Entries from a dataset of interfaces

——————

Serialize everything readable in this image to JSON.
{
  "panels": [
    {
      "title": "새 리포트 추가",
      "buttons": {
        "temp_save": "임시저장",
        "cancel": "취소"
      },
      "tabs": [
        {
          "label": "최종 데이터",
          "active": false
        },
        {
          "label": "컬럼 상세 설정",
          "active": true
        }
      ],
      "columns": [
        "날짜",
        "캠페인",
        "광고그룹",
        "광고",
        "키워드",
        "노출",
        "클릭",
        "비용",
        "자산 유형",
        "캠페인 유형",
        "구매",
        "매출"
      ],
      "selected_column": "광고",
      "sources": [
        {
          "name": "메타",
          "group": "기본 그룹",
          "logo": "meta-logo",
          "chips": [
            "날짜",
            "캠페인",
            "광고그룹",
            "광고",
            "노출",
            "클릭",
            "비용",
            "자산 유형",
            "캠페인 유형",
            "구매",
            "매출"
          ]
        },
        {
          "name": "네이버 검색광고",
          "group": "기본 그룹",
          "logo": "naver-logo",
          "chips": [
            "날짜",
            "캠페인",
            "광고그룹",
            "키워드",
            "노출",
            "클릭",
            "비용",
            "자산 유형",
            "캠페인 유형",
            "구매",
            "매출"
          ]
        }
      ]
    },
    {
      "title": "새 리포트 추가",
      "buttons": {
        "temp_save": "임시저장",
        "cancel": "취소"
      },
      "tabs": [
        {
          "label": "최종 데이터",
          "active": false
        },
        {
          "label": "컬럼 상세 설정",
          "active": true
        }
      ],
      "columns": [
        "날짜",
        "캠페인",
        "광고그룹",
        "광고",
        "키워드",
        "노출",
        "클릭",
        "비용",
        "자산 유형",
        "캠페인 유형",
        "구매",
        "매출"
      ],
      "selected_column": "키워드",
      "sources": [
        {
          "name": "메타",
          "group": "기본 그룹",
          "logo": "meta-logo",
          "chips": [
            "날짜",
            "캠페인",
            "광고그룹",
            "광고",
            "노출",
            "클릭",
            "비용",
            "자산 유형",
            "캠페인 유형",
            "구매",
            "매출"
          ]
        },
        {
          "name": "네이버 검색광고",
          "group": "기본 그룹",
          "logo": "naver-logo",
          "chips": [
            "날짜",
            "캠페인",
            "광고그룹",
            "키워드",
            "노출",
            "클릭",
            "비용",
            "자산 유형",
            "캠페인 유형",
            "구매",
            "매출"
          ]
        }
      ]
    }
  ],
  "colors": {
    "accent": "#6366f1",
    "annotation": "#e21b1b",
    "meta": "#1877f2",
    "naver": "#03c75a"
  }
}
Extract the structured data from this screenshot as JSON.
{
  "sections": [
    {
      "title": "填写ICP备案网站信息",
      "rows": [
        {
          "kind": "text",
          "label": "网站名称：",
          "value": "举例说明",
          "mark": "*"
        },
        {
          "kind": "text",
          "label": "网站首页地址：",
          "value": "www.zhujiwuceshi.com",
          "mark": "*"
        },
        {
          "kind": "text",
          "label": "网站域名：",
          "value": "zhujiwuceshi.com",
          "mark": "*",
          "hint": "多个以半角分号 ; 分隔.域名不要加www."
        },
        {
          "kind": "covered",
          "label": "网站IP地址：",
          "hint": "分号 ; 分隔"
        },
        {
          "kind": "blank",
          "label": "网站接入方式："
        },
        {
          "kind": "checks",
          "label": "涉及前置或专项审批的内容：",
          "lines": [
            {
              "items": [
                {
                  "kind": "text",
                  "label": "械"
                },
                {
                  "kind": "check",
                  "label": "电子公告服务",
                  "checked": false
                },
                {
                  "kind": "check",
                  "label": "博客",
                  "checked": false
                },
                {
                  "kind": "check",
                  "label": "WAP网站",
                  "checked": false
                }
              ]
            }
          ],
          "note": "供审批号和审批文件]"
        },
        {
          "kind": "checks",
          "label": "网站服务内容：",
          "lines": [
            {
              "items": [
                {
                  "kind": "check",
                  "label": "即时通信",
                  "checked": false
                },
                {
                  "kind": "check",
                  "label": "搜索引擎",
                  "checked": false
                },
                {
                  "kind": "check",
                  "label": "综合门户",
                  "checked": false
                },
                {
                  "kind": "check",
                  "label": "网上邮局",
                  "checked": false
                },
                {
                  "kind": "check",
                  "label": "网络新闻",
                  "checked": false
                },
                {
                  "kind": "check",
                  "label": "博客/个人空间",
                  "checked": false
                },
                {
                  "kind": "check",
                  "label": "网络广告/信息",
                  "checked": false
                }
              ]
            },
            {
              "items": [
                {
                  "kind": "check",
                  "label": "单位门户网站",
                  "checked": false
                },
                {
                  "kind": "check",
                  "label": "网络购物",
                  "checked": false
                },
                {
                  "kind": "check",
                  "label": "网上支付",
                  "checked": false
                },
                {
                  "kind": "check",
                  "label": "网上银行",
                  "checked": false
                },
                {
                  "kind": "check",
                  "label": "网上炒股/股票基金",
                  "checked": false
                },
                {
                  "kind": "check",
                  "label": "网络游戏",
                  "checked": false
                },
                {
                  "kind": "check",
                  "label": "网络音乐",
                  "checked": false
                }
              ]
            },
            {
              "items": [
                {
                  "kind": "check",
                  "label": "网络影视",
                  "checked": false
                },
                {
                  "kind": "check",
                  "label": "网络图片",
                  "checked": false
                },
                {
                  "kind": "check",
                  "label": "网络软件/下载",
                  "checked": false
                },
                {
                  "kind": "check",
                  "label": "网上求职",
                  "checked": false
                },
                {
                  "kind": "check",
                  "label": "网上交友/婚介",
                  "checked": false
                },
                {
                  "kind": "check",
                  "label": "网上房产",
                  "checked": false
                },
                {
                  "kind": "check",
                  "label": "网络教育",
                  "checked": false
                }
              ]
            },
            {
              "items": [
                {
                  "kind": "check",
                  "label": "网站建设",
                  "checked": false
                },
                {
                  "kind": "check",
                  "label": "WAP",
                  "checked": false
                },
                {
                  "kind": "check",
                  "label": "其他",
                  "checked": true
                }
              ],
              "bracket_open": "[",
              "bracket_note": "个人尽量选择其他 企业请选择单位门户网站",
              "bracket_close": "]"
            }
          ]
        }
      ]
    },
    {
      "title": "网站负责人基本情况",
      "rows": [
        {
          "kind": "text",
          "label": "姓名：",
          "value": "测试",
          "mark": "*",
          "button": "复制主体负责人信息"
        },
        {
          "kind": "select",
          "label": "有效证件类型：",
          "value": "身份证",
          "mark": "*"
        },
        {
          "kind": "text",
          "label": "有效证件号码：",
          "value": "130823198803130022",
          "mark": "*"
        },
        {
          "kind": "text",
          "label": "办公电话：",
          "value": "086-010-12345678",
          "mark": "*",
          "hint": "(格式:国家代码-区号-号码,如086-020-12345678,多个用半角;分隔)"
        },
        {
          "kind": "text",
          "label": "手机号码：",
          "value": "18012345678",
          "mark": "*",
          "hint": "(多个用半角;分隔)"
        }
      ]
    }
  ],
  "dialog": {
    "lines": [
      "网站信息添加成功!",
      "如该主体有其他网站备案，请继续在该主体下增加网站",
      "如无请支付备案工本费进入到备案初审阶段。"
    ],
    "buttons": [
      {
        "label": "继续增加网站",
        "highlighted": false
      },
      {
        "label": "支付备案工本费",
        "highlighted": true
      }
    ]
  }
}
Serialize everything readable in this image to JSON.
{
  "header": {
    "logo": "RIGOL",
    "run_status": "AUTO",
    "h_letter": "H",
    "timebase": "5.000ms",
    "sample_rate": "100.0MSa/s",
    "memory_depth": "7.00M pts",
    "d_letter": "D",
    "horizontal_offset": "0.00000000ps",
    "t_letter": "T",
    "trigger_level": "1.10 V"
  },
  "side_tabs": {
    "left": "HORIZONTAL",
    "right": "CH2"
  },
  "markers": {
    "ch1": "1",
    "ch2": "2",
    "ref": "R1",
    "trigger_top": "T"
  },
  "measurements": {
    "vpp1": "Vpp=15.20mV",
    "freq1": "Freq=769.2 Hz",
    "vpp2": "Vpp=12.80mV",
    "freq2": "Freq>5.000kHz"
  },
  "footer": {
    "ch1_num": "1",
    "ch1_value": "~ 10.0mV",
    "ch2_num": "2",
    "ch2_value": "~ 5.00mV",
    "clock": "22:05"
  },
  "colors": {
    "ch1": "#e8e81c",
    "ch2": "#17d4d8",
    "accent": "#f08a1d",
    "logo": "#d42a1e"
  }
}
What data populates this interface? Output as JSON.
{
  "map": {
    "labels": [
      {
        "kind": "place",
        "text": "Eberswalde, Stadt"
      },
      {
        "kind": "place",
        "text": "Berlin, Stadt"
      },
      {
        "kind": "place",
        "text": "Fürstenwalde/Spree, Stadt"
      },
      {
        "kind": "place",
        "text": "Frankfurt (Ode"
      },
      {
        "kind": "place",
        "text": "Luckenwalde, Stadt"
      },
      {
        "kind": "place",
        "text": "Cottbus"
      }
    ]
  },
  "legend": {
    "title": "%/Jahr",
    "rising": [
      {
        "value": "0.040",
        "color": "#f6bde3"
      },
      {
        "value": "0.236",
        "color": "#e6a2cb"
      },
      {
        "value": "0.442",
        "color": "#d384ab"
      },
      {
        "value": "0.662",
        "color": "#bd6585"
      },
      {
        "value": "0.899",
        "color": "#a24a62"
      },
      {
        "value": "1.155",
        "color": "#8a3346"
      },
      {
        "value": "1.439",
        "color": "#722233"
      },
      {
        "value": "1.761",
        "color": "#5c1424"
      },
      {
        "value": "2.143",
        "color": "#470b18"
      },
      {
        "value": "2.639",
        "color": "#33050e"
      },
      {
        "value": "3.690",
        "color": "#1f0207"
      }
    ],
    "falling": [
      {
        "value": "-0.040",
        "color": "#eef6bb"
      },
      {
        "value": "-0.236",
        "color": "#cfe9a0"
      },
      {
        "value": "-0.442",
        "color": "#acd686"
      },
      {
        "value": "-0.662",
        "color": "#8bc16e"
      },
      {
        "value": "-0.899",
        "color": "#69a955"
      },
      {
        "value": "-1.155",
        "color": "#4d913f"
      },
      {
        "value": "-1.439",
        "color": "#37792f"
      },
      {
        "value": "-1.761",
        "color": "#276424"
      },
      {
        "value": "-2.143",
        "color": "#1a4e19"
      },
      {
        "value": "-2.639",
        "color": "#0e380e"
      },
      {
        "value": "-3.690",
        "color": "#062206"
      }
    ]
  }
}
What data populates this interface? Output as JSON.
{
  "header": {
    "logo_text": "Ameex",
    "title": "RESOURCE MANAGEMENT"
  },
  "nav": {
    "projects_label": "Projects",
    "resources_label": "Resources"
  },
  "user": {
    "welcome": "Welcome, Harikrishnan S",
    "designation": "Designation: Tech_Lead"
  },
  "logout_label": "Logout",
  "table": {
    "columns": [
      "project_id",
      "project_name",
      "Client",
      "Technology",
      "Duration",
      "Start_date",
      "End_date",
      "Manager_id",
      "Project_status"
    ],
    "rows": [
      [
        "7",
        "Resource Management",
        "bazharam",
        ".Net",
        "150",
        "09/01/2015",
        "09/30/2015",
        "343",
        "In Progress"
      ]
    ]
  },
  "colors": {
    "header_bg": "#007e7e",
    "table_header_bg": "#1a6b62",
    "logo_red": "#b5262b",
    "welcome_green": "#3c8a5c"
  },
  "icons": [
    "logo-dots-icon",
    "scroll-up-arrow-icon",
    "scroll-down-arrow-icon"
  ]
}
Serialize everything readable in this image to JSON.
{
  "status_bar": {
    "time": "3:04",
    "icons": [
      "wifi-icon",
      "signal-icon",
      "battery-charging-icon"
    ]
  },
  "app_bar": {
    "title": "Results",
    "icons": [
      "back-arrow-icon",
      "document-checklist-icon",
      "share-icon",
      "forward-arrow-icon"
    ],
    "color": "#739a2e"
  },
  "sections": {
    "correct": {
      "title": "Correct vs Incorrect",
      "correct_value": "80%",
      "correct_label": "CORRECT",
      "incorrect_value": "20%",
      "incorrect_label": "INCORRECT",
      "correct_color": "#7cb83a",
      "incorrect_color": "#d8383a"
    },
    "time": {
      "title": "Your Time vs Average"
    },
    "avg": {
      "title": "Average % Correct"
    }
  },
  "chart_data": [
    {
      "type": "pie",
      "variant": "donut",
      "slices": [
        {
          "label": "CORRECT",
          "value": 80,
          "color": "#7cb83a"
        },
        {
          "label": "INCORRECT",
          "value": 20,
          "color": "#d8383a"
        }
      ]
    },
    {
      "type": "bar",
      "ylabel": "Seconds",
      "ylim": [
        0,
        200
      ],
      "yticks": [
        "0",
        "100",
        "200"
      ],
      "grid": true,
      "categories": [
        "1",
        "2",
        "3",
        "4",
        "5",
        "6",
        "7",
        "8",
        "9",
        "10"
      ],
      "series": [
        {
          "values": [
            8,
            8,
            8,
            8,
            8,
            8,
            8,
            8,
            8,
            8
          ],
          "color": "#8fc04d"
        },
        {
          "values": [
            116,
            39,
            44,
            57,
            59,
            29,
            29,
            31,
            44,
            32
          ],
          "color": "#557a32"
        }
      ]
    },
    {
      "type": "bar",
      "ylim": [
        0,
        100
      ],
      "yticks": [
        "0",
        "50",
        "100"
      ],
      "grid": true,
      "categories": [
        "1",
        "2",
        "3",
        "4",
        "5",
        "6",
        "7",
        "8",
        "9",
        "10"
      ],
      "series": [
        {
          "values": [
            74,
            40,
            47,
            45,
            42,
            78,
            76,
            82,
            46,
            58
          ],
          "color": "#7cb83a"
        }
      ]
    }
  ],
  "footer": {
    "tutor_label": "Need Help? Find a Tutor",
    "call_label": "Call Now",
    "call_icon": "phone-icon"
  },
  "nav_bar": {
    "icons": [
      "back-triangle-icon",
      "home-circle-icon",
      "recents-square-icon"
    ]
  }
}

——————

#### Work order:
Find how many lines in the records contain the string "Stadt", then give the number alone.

#### Worked solution:
4